In testimony whereof I afiix my signature.

NATHANIEL HARE/IAN.

Referenced by
Citing PatentFiling datePublication dateApplicantTitle
US2474135 *Jun 5, 1947Jun 21, 1949Gray Mfg CoAdjustable earpiece support
US2506116 *Jan 16, 1947May 2, 1950Charles H StarkeyEarring support for hearing aid tubes
US2513746 *Feb 10, 1947Jul 4, 1950Carl P RohrHearing aid support
US2566313 *Mar 12, 1948Sep 4, 1951Lillian D CatesSound conducting tube for hearing aids
US4453050 *Mar 2, 1982Jun 5, 1984Sony CorporationEarphone
US4893344 *Sep 23, 1988Jan 9, 1990Gn Netcom A/SHeadset having a post auricle mount and arranged to be worn on a person's outer ear
US5450496 *Jul 30, 1993Sep 12, 1995Acs Communications, Inc.Communications headset having a detachable receiver capsule and cable pivot
US5655026 *Dec 23, 1993Aug 5, 1997Otto Engineering, Inc.Ear receiver
US5708724 *Sep 11, 1995Jan 13, 1998Acs Wireless, Inc.Communications headset having a detachable receiver capsule and cable pivot

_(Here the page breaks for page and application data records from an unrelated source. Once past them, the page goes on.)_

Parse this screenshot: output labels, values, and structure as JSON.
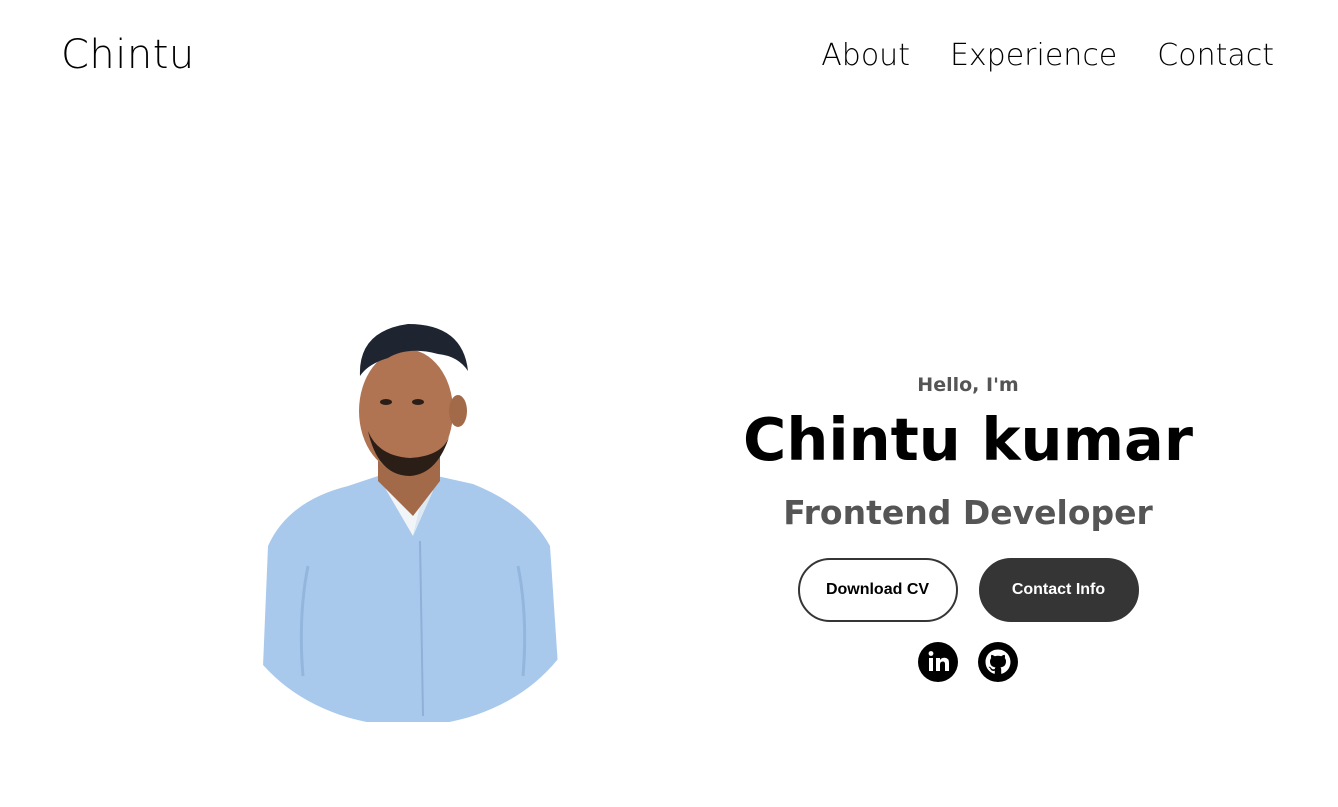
{
  "header": {
    "logo": "Chintu",
    "nav": [
      {
        "label": "About"
      },
      {
        "label": "Experience"
      },
      {
        "label": "Contact"
      }
    ]
  },
  "hero": {
    "greeting": "Hello, I'm",
    "name": "Chintu kumar",
    "role": "Frontend Developer",
    "buttons": {
      "download_cv": "Download CV",
      "contact_info": "Contact Info"
    },
    "socials": [
      {
        "icon": "linkedin-icon"
      },
      {
        "icon": "github-icon"
      }
    ]
  },
  "colors": {
    "accent_dark": "#353535",
    "muted_text": "#555555",
    "background": "#ffffff"
  }
}
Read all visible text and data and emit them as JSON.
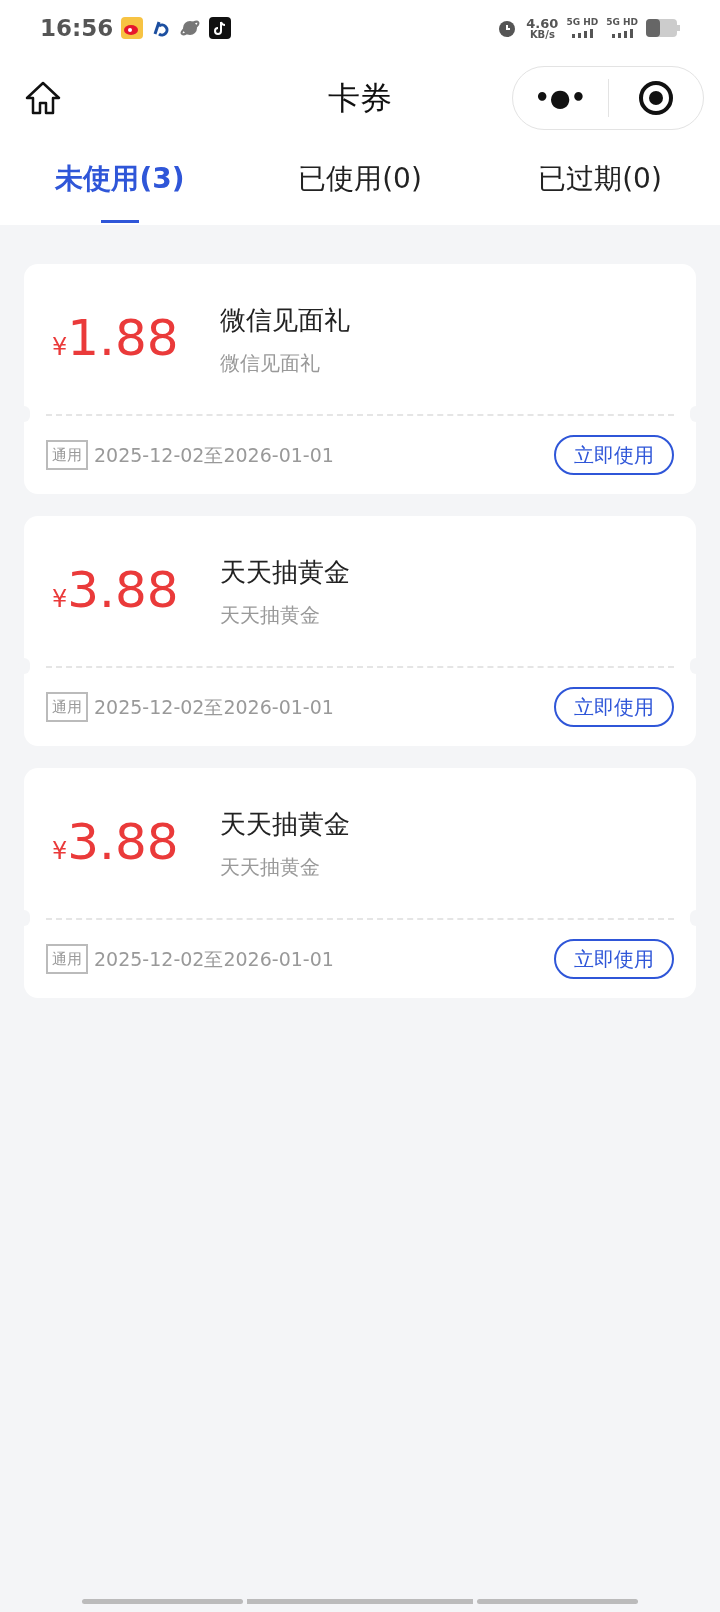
{
  "status_bar": {
    "time": "16:56",
    "speed": "4.60",
    "speed_unit": "KB/s",
    "sim": [
      "5G HD",
      "5G HD"
    ]
  },
  "nav": {
    "title": "卡券",
    "more": "•●•"
  },
  "tabs": [
    {
      "label": "未使用(3)",
      "selected": true
    },
    {
      "label": "已使用(0)",
      "selected": false
    },
    {
      "label": "已过期(0)",
      "selected": false
    }
  ],
  "coupons": [
    {
      "currency": "¥",
      "amount": "1.88",
      "name": "微信见面礼",
      "subtitle": "微信见面礼",
      "tag": "通用",
      "validity": "2025-12-02至2026-01-01",
      "action": "立即使用"
    },
    {
      "currency": "¥",
      "amount": "3.88",
      "name": "天天抽黄金",
      "subtitle": "天天抽黄金",
      "tag": "通用",
      "validity": "2025-12-02至2026-01-01",
      "action": "立即使用"
    },
    {
      "currency": "¥",
      "amount": "3.88",
      "name": "天天抽黄金",
      "subtitle": "天天抽黄金",
      "tag": "通用",
      "validity": "2025-12-02至2026-01-01",
      "action": "立即使用"
    }
  ]
}
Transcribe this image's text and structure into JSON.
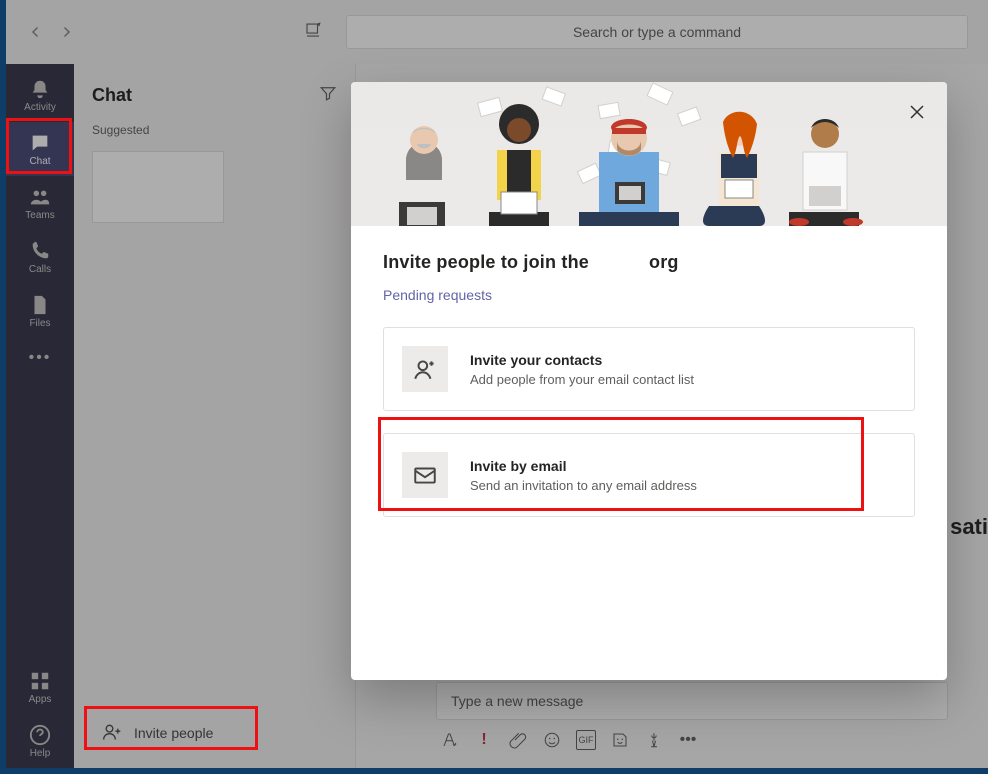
{
  "topbar": {
    "search_placeholder": "Search or type a command"
  },
  "rail": {
    "activity": "Activity",
    "chat": "Chat",
    "teams": "Teams",
    "calls": "Calls",
    "files": "Files",
    "apps": "Apps",
    "help": "Help"
  },
  "chat_panel": {
    "title": "Chat",
    "suggested_label": "Suggested",
    "invite_button": "Invite people"
  },
  "compose": {
    "placeholder": "Type a new message",
    "gif_label": "GIF"
  },
  "modal": {
    "title_prefix": "Invite people to join the",
    "title_suffix": "org",
    "pending_link": "Pending requests",
    "card_contacts_title": "Invite your contacts",
    "card_contacts_sub": "Add people from your email contact list",
    "card_email_title": "Invite by email",
    "card_email_sub": "Send an invitation to any email address"
  },
  "cutoff_text": "sati"
}
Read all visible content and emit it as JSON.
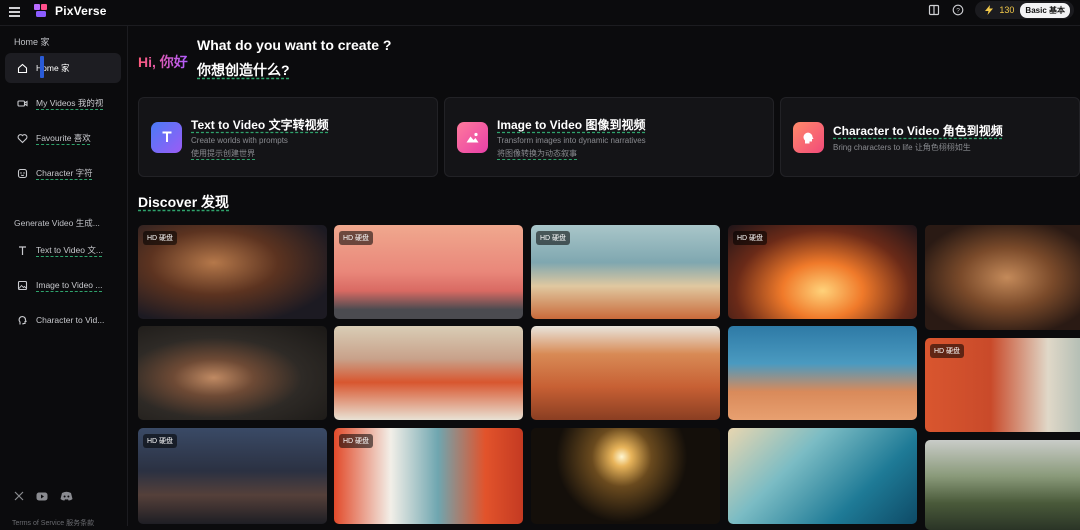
{
  "app": {
    "name": "PixVerse"
  },
  "topbar": {
    "credits": "130",
    "plan": "Basic 基本"
  },
  "sidebar": {
    "home_section": "Home 家",
    "items": [
      {
        "label": "Home 家",
        "icon": "home-icon"
      },
      {
        "label": "My Videos 我的视",
        "icon": "video-camera-icon"
      },
      {
        "label": "Favourite 喜欢",
        "icon": "heart-icon"
      },
      {
        "label": "Character 字符",
        "icon": "character-face-icon"
      }
    ],
    "generate_section": "Generate Video 生成...",
    "gen_items": [
      {
        "label": "Text to Video 文...",
        "icon": "text-t-icon"
      },
      {
        "label": "Image to Video ...",
        "icon": "image-icon"
      },
      {
        "label": "Character to Vid...",
        "icon": "character-head-icon"
      }
    ],
    "footer": {
      "terms": "Terms of Service 服务条款"
    }
  },
  "main": {
    "greeting": "Hi, 你好",
    "question_en": "What do you want to create ?",
    "question_zh": "你想创造什么?",
    "cards": [
      {
        "title": "Text to Video 文字转视频",
        "subtitle": "Create worlds with prompts",
        "subtitle_zh": "使用提示创建世界",
        "icon": "text-t-icon",
        "color": "#6b63f5"
      },
      {
        "title": "Image to Video 图像到视频",
        "subtitle": "Transform images into dynamic narratives",
        "subtitle_zh": "将图像转换为动态叙事",
        "icon": "image-icon",
        "color": "#f25b9a"
      },
      {
        "title": "Character to Video 角色到视频",
        "subtitle": "Bring characters to life 让角色栩栩如生",
        "subtitle_zh": "",
        "icon": "character-head-icon",
        "color": "#f26a5a"
      }
    ],
    "discover": "Discover 发现",
    "hd_badge": "HD 硬盘"
  }
}
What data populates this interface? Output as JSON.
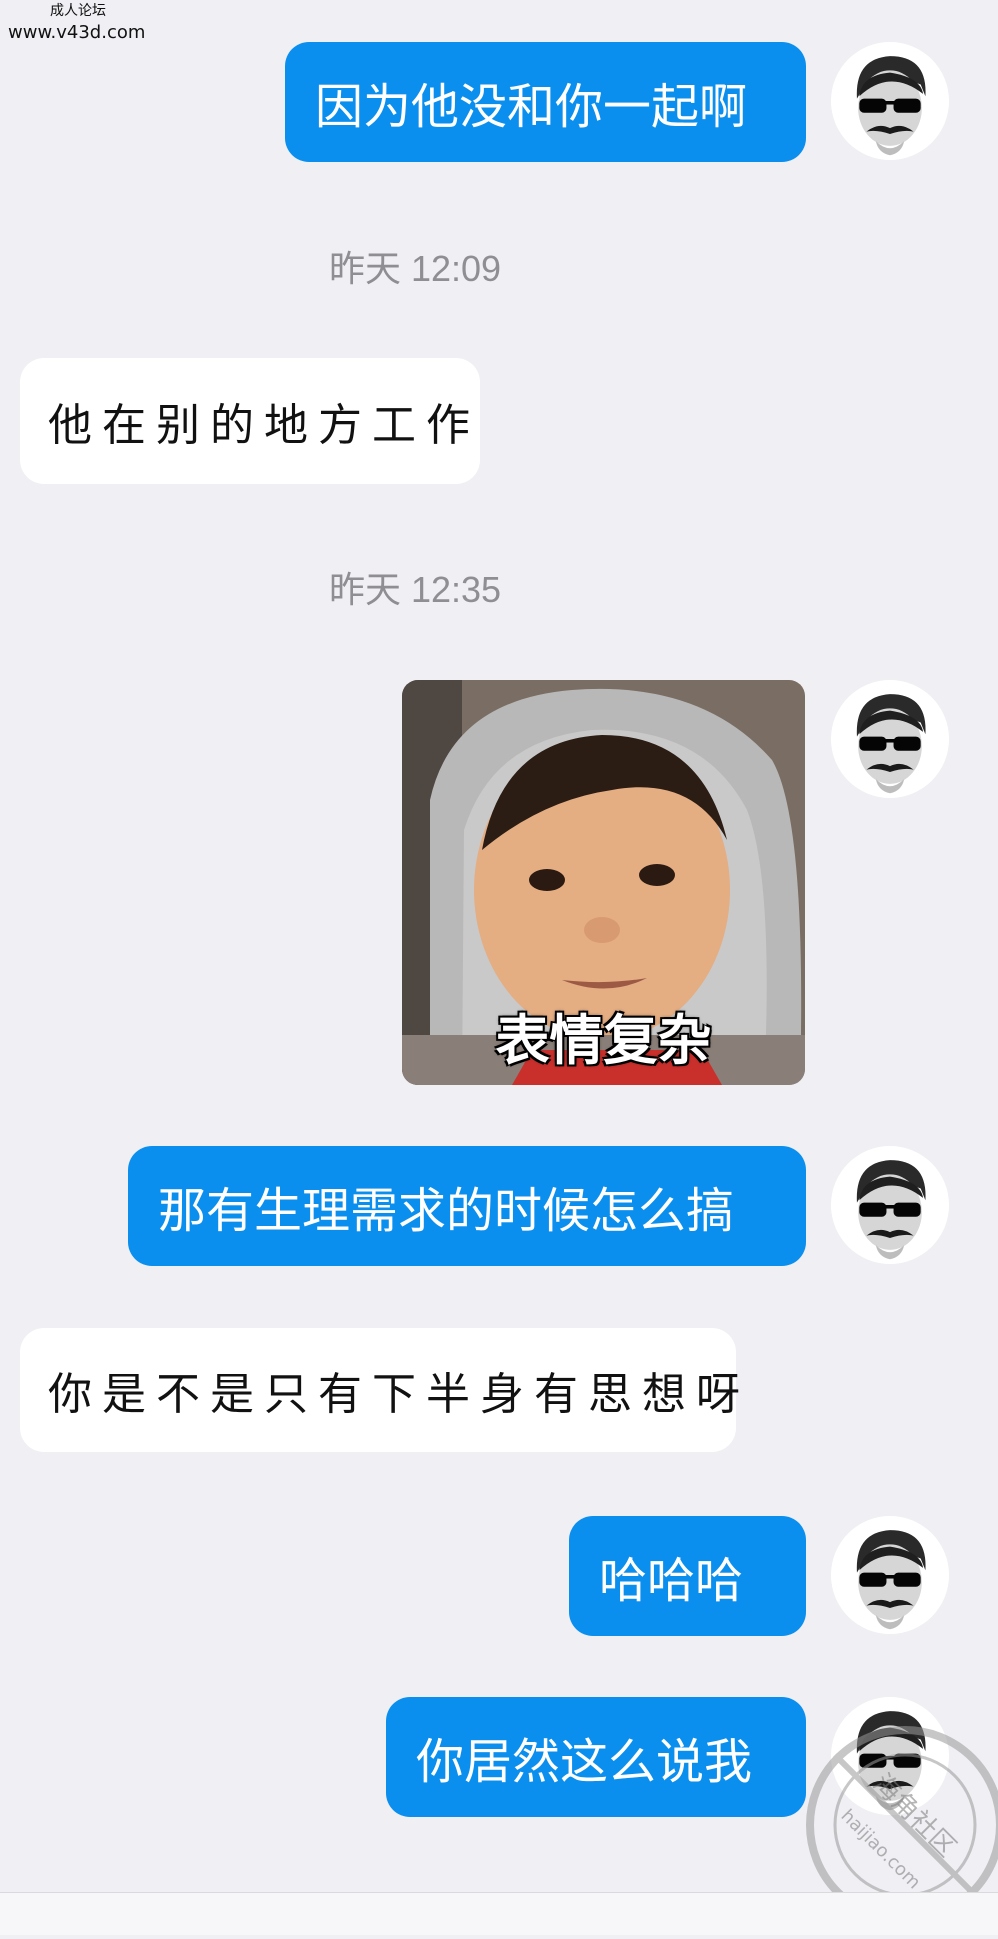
{
  "watermark": {
    "line1": "成人论坛",
    "line2": "www.v43d.com"
  },
  "timestamps": [
    "昨天 12:09",
    "昨天 12:35"
  ],
  "messages": [
    {
      "side": "sent",
      "text": "因为他没和你一起啊"
    },
    {
      "side": "received",
      "text": "他在别的地方工作"
    },
    {
      "side": "sent",
      "type": "sticker",
      "caption": "表情复杂"
    },
    {
      "side": "sent",
      "text": "那有生理需求的时候怎么搞"
    },
    {
      "side": "received",
      "text": "你是不是只有下半身有思想呀"
    },
    {
      "side": "sent",
      "text": "哈哈哈"
    },
    {
      "side": "sent",
      "text": "你居然这么说我"
    }
  ],
  "stamp": {
    "label": "海角社区",
    "domain": "haijiao.com"
  },
  "colors": {
    "background": "#efeff4",
    "sent_bubble": "#0b8fef",
    "received_bubble": "#ffffff",
    "timestamp": "#8e8e93"
  },
  "icons": {
    "avatar": "man-sunglasses-mustache-avatar"
  }
}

US5757944 *Oct 29, 1996May 26, 1998Gn Netcom A/SHeadset with adjustable earhook
US5960094 *Jan 24, 1996Sep 28, 1999Gn Netcom, Inc.Communications headset
US6101260 *Feb 8, 1999Aug 8, 2000Gn Netcom, Inc.Communication headset
US6154539 *Sep 30, 1998Nov 28, 2000Unicon, IncorporatedHeadset adapter for microphone and earpiece
US6356635May 14, 1999Mar 12, 2002Gn Netcom/Unex Inc.Headband for reversible mounting of headsets
US6418230Nov 20, 1998Jul 9, 2002Gn Netcom/Unex Inc.Flexible earhook
US6434251Mar 9, 1998Aug 13, 2002Gn Netcom A/SHeadset with adjustable earhook
US6449374 *Mar 22, 1999Sep 10, 2002Plantronics, Inc.Conformable earhook for an over-the-ear headset
US6914997Nov 5, 2001Jul 5, 2005Gn Netcom/Unex, Inc.Flexible earhook
US7123737 *Feb 13, 2002Oct 17, 2006Plantronics, Inc.Ear clasp headset
US7606382Nov 17, 2006Oct 20, 2009Hear-Wear Technologies LLCBTE/CIC auditory device and modular connector system therefor
US8050437Nov 17, 2006Nov 1, 2011Hear-Wear Technologies, LlcBTE/CIC auditory device and modular connector system therefor
US8094850Aug 7, 2009Jan 10, 2012Hear-Wear Technologies, LlcBTE/CIC auditory device and modular connector system therefor
US8320603Nov 13, 2009Nov 27, 2012BASS RobertEarphone ear loop
US8428289Jun 5, 2008Apr 23, 2013Innovelis, Inc.Headphone adaptation and positioning device
US8472660Feb 20, 2011Jun 25, 2013Innovelis, Inc.Headphone adaptation and positioning device with means for holding an earbud stem
US8976991Apr 30, 2010Mar 10, 2015Hear-Wear Technologies, LlcBTE/CIC auditory device and modular connector system therefor
US20040091129 *Nov 6, 2003May 13, 2004Gn Netcom A/SHeadset with adjustable earhook
US20040141628 *Jan 17, 2003Jul 22, 2004Fellowes, Inc.Earpiece with interchangeable end portion
US20050271234 *May 18, 2005Dec 8, 2005Gn Netcom A/SHeadset having an attachment element for attaching an ear hook to a holding ring
US20100086165 *Apr 8, 2010Dwayne WilsonUniversal Earbud Adapter
Classifications
U.S. Classification181/135, 381/330, 381/381
International ClassificationH04R25/02
Cooperative ClassificationH04R25/65
European ClassificationH04R25/65